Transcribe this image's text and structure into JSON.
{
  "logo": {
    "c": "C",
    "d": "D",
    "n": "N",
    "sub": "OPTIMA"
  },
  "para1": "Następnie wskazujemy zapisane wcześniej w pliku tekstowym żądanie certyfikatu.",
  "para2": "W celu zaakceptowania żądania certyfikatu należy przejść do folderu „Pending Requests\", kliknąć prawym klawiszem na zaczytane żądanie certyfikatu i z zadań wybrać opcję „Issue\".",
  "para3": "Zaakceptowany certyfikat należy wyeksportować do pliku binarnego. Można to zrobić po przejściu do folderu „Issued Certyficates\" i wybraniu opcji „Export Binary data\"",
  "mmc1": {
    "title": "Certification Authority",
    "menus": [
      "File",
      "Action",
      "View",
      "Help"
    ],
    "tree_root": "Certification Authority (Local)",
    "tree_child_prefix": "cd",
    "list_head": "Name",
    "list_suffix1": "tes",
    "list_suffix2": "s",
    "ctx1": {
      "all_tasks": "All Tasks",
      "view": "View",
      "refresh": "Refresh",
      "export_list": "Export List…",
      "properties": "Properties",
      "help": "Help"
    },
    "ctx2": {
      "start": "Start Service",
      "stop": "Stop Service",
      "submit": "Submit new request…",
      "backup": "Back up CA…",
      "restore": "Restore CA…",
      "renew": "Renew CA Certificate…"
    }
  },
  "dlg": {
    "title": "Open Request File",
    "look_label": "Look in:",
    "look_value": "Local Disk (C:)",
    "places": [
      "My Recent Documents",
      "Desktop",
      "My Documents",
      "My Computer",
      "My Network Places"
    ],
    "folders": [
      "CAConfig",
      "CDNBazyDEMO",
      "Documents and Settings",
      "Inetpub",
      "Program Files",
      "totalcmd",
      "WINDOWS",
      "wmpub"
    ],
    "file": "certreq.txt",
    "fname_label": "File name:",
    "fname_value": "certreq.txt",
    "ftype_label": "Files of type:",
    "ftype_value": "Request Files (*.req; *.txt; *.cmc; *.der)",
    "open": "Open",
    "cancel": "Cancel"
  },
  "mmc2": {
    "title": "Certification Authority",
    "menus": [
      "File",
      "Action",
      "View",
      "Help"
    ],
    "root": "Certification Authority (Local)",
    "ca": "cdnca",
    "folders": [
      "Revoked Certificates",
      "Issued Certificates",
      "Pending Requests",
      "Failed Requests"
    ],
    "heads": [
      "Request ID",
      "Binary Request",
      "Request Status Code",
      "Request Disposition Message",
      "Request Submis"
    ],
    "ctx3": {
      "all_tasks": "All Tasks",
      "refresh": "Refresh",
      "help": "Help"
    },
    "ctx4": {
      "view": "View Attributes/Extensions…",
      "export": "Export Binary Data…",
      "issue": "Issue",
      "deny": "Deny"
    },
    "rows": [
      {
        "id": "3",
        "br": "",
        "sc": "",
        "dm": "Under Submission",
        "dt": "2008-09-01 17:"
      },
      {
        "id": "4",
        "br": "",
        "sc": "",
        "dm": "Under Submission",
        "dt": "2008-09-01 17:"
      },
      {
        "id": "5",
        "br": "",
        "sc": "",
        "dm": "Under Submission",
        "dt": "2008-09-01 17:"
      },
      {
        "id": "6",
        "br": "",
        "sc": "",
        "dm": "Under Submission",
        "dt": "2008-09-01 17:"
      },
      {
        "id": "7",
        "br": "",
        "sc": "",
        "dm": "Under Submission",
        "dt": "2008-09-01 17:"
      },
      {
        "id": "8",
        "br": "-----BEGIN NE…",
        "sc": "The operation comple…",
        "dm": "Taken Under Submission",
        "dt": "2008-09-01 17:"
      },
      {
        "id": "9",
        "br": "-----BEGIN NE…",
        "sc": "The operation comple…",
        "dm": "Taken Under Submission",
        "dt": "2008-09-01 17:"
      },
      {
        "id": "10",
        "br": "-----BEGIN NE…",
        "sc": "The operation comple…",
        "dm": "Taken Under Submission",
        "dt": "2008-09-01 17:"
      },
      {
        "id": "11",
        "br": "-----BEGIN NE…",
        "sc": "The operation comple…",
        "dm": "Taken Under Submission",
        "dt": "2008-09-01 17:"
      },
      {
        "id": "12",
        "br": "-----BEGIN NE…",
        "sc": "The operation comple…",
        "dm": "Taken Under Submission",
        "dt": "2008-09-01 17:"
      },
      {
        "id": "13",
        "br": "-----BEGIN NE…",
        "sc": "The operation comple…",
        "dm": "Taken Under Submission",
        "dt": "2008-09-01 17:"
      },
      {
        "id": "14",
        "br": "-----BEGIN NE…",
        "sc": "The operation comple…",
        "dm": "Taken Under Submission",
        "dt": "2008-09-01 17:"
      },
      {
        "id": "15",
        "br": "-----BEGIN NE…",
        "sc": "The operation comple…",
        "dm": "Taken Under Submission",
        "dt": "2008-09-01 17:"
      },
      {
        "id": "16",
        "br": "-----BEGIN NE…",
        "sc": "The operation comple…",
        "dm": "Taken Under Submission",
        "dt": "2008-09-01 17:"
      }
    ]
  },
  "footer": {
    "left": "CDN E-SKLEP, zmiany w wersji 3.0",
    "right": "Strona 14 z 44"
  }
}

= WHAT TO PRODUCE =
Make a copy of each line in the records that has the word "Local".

= EXERCISE ANSWER =
    "tree_root": "Certification Authority (Local)",
    "look_value": "Local Disk (C:)",
    "root": "Certification Authority (Local)",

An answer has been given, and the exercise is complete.